Assignment: In the material below, find each line that contains the word "fraction" and copy it.

Given records:
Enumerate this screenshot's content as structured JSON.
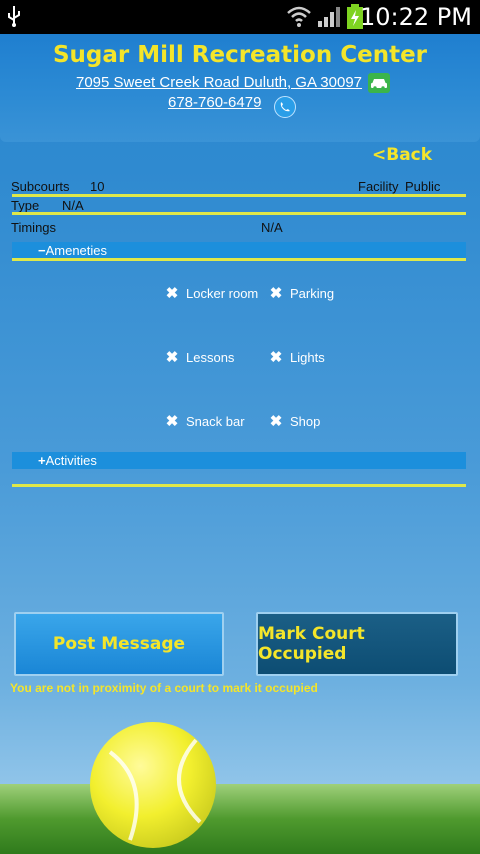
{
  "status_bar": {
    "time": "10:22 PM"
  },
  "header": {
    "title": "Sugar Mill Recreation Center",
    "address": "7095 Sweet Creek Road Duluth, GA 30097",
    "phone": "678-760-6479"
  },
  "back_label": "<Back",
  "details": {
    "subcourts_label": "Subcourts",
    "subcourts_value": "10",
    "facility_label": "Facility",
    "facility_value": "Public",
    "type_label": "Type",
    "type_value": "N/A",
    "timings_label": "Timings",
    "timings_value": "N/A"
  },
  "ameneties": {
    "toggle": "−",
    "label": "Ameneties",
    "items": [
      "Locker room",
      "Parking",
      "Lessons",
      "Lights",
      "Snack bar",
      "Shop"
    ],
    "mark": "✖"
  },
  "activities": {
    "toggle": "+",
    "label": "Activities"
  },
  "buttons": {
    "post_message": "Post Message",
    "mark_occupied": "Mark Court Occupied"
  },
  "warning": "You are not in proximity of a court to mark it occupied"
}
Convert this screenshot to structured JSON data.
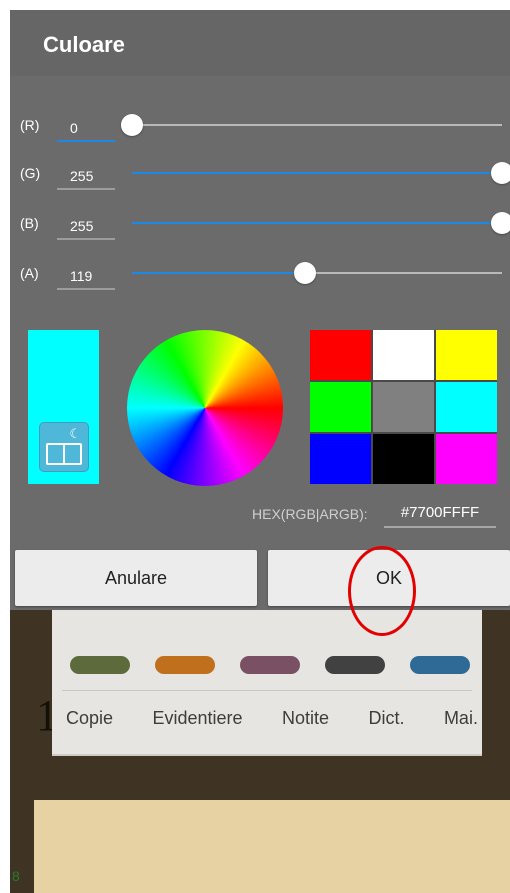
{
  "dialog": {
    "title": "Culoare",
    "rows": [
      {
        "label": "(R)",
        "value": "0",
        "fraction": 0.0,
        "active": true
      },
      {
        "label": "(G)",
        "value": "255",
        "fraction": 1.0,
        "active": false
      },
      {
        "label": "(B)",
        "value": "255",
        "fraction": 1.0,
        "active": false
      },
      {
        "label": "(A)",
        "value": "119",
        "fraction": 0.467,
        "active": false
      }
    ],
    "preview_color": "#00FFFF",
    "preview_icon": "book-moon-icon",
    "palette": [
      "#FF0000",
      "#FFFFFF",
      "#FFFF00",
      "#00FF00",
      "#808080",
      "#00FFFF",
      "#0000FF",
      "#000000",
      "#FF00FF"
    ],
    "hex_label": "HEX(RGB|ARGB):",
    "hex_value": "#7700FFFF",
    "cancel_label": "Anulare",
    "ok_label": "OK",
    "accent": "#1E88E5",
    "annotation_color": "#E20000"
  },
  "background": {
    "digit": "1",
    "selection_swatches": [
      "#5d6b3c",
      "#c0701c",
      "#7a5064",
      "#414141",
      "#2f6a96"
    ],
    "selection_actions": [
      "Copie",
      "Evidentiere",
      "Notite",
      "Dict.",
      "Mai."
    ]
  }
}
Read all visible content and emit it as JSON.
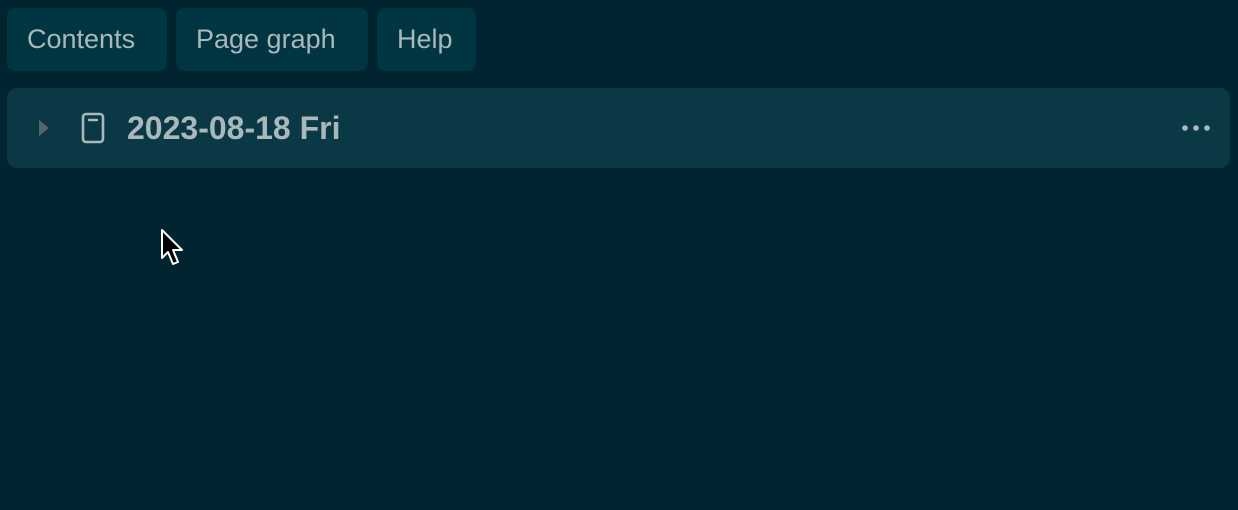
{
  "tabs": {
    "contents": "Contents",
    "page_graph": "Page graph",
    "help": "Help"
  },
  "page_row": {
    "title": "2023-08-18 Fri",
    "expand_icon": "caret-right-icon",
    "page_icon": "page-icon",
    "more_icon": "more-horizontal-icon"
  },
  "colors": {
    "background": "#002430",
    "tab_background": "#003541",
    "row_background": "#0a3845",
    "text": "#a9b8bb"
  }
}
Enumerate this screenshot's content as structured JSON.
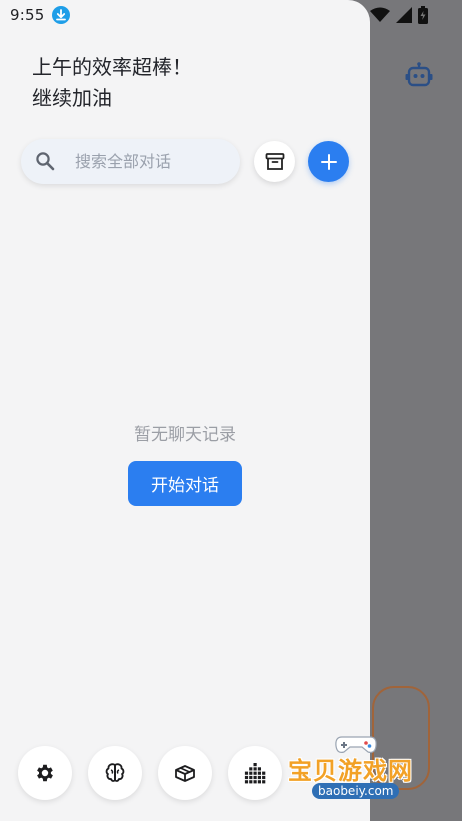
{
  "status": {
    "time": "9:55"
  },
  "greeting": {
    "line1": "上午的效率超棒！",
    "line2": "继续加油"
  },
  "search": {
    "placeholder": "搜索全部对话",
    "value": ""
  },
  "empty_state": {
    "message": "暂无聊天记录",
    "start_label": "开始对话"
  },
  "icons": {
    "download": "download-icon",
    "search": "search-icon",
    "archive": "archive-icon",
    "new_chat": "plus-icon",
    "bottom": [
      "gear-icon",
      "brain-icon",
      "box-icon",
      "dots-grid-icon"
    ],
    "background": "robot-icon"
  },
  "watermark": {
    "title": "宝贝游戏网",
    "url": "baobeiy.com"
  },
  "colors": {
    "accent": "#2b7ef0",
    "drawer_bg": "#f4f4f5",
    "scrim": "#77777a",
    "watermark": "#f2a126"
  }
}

Answer box:
        "fraction": 0.0,
        "fraction": 1.0,
        "fraction": 1.0,
        "fraction": 0.467,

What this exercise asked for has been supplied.